→ Work to be completed
Restate the whole of the data verbatim, omitting nothing.

*** Provided records ***

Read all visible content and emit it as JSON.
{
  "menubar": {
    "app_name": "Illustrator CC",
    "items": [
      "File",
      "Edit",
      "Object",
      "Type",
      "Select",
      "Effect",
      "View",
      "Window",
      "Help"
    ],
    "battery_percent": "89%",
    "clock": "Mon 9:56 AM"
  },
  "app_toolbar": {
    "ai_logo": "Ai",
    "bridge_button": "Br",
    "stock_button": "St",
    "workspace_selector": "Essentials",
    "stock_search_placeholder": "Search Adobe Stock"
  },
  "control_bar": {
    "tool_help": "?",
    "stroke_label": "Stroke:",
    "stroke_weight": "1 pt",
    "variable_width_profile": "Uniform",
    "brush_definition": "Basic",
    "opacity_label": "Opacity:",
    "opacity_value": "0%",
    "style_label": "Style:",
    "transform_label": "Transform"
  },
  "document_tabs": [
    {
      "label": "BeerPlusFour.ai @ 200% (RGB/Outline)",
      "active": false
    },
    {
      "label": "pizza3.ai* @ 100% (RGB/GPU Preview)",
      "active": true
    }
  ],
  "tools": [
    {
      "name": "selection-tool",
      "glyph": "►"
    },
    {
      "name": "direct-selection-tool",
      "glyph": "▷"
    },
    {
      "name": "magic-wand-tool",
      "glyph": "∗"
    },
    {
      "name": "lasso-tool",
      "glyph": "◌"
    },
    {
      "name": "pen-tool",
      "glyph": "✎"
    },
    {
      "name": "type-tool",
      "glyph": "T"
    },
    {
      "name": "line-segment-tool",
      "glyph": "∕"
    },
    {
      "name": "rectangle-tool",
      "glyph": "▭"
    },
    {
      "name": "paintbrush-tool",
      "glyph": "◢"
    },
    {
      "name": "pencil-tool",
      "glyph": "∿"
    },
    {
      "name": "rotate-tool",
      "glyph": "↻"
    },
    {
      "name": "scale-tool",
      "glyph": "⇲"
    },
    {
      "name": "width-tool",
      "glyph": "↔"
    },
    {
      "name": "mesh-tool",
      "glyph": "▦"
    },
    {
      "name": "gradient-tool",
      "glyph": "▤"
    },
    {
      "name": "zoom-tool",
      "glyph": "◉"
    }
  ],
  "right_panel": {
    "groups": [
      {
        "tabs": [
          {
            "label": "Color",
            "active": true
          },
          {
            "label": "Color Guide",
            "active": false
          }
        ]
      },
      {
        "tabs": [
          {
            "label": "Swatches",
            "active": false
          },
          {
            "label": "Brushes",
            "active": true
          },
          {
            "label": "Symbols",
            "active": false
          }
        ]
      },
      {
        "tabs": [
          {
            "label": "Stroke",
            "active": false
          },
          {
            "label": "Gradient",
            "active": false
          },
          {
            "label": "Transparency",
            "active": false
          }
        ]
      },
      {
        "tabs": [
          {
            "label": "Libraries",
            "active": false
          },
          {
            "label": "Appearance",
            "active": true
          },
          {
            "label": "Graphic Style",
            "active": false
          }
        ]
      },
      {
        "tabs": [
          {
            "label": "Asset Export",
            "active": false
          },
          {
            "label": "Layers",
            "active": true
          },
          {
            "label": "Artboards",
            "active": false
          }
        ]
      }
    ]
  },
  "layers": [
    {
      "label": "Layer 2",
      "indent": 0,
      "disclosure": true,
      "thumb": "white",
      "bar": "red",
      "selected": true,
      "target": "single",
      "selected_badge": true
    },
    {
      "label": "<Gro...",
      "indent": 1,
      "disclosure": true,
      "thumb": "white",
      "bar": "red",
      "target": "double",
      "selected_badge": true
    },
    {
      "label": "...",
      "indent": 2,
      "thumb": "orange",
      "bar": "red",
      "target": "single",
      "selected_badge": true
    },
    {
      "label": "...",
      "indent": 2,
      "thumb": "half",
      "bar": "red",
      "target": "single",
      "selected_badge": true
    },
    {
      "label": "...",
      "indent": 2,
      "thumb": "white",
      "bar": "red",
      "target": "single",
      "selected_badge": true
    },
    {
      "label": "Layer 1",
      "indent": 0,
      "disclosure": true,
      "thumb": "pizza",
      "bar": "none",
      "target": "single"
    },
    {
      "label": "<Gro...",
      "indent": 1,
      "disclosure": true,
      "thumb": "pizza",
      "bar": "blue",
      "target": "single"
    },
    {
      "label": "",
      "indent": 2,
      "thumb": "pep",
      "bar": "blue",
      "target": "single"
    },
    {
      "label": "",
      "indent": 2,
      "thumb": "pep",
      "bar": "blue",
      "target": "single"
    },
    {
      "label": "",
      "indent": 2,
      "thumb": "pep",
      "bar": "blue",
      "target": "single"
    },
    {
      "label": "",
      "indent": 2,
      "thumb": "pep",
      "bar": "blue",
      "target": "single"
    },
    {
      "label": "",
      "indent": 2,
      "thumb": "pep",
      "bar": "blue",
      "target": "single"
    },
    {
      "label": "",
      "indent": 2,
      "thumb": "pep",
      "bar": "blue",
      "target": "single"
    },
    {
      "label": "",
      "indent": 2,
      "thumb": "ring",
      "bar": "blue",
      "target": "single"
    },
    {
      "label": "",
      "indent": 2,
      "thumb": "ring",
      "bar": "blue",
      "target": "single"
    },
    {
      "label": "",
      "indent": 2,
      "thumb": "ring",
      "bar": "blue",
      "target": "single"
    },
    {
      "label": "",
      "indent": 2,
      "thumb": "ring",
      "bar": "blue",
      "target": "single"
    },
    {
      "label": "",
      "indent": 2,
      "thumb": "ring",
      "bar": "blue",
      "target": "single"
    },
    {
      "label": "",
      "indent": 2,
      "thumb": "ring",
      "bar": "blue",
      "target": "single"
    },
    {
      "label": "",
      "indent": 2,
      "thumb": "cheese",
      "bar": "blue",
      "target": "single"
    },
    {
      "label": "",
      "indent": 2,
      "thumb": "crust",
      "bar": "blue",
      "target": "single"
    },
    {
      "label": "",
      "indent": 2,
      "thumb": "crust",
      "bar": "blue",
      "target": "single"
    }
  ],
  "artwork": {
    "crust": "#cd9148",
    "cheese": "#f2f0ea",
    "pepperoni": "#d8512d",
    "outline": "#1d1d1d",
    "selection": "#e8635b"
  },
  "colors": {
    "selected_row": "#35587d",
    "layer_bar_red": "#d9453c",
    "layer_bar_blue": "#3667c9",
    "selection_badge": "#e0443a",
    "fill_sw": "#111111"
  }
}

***

→ Solution
Read all visible content and emit it as JSON.
{
  "menubar": {
    "app_name": "Illustrator CC",
    "items": [
      "File",
      "Edit",
      "Object",
      "Type",
      "Select",
      "Effect",
      "View",
      "Window",
      "Help"
    ],
    "battery_percent": "89%",
    "clock": "Mon 9:56 AM"
  },
  "app_toolbar": {
    "ai_logo": "Ai",
    "bridge_button": "Br",
    "stock_button": "St",
    "workspace_selector": "Essentials",
    "stock_search_placeholder": "Search Adobe Stock"
  },
  "control_bar": {
    "tool_help": "?",
    "stroke_label": "Stroke:",
    "stroke_weight": "1 pt",
    "variable_width_profile": "Uniform",
    "brush_definition": "Basic",
    "opacity_label": "Opacity:",
    "opacity_value": "0%",
    "style_label": "Style:",
    "transform_label": "Transform"
  },
  "document_tabs": [
    {
      "label": "BeerPlusFour.ai @ 200% (RGB/Outline)",
      "active": false
    },
    {
      "label": "pizza3.ai* @ 100% (RGB/GPU Preview)",
      "active": true
    }
  ],
  "tools": [
    {
      "name": "selection-tool",
      "glyph": "►"
    },
    {
      "name": "direct-selection-tool",
      "glyph": "▷"
    },
    {
      "name": "magic-wand-tool",
      "glyph": "∗"
    },
    {
      "name": "lasso-tool",
      "glyph": "◌"
    },
    {
      "name": "pen-tool",
      "glyph": "✎"
    },
    {
      "name": "type-tool",
      "glyph": "T"
    },
    {
      "name": "line-segment-tool",
      "glyph": "∕"
    },
    {
      "name": "rectangle-tool",
      "glyph": "▭"
    },
    {
      "name": "paintbrush-tool",
      "glyph": "◢"
    },
    {
      "name": "pencil-tool",
      "glyph": "∿"
    },
    {
      "name": "rotate-tool",
      "glyph": "↻"
    },
    {
      "name": "scale-tool",
      "glyph": "⇲"
    },
    {
      "name": "width-tool",
      "glyph": "↔"
    },
    {
      "name": "mesh-tool",
      "glyph": "▦"
    },
    {
      "name": "gradient-tool",
      "glyph": "▤"
    },
    {
      "name": "zoom-tool",
      "glyph": "◉"
    }
  ],
  "right_panel": {
    "groups": [
      {
        "tabs": [
          {
            "label": "Color",
            "active": true
          },
          {
            "label": "Color Guide",
            "active": false
          }
        ]
      },
      {
        "tabs": [
          {
            "label": "Swatches",
            "active": false
          },
          {
            "label": "Brushes",
            "active": true
          },
          {
            "label": "Symbols",
            "active": false
          }
        ]
      },
      {
        "tabs": [
          {
            "label": "Stroke",
            "active": false
          },
          {
            "label": "Gradient",
            "active": false
          },
          {
            "label": "Transparency",
            "active": false
          }
        ]
      },
      {
        "tabs": [
          {
            "label": "Libraries",
            "active": false
          },
          {
            "label": "Appearance",
            "active": true
          },
          {
            "label": "Graphic Style",
            "active": false
          }
        ]
      },
      {
        "tabs": [
          {
            "label": "Asset Export",
            "active": false
          },
          {
            "label": "Layers",
            "active": true
          },
          {
            "label": "Artboards",
            "active": false
          }
        ]
      }
    ]
  },
  "layers": [
    {
      "label": "Layer 2",
      "indent": 0,
      "disclosure": true,
      "thumb": "white",
      "bar": "red",
      "selected": true,
      "target": "single",
      "selected_badge": true
    },
    {
      "label": "<Gro...",
      "indent": 1,
      "disclosure": true,
      "thumb": "white",
      "bar": "red",
      "target": "double",
      "selected_badge": true
    },
    {
      "label": "...",
      "indent": 2,
      "thumb": "orange",
      "bar": "red",
      "target": "single",
      "selected_badge": true
    },
    {
      "label": "...",
      "indent": 2,
      "thumb": "half",
      "bar": "red",
      "target": "single",
      "selected_badge": true
    },
    {
      "label": "...",
      "indent": 2,
      "thumb": "white",
      "bar": "red",
      "target": "single",
      "selected_badge": true
    },
    {
      "label": "Layer 1",
      "indent": 0,
      "disclosure": true,
      "thumb": "pizza",
      "bar": "none",
      "target": "single"
    },
    {
      "label": "<Gro...",
      "indent": 1,
      "disclosure": true,
      "thumb": "pizza",
      "bar": "blue",
      "target": "single"
    },
    {
      "label": "",
      "indent": 2,
      "thumb": "pep",
      "bar": "blue",
      "target": "single"
    },
    {
      "label": "",
      "indent": 2,
      "thumb": "pep",
      "bar": "blue",
      "target": "single"
    },
    {
      "label": "",
      "indent": 2,
      "thumb": "pep",
      "bar": "blue",
      "target": "single"
    },
    {
      "label": "",
      "indent": 2,
      "thumb": "pep",
      "bar": "blue",
      "target": "single"
    },
    {
      "label": "",
      "indent": 2,
      "thumb": "pep",
      "bar": "blue",
      "target": "single"
    },
    {
      "label": "",
      "indent": 2,
      "thumb": "pep",
      "bar": "blue",
      "target": "single"
    },
    {
      "label": "",
      "indent": 2,
      "thumb": "ring",
      "bar": "blue",
      "target": "single"
    },
    {
      "label": "",
      "indent": 2,
      "thumb": "ring",
      "bar": "blue",
      "target": "single"
    },
    {
      "label": "",
      "indent": 2,
      "thumb": "ring",
      "bar": "blue",
      "target": "single"
    },
    {
      "label": "",
      "indent": 2,
      "thumb": "ring",
      "bar": "blue",
      "target": "single"
    },
    {
      "label": "",
      "indent": 2,
      "thumb": "ring",
      "bar": "blue",
      "target": "single"
    },
    {
      "label": "",
      "indent": 2,
      "thumb": "ring",
      "bar": "blue",
      "target": "single"
    },
    {
      "label": "",
      "indent": 2,
      "thumb": "cheese",
      "bar": "blue",
      "target": "single"
    },
    {
      "label": "",
      "indent": 2,
      "thumb": "crust",
      "bar": "blue",
      "target": "single"
    },
    {
      "label": "",
      "indent": 2,
      "thumb": "crust",
      "bar": "blue",
      "target": "single"
    }
  ],
  "artwork": {
    "crust": "#cd9148",
    "cheese": "#f2f0ea",
    "pepperoni": "#d8512d",
    "outline": "#1d1d1d",
    "selection": "#e8635b"
  },
  "colors": {
    "selected_row": "#35587d",
    "layer_bar_red": "#d9453c",
    "layer_bar_blue": "#3667c9",
    "selection_badge": "#e0443a",
    "fill_sw": "#111111"
  }
}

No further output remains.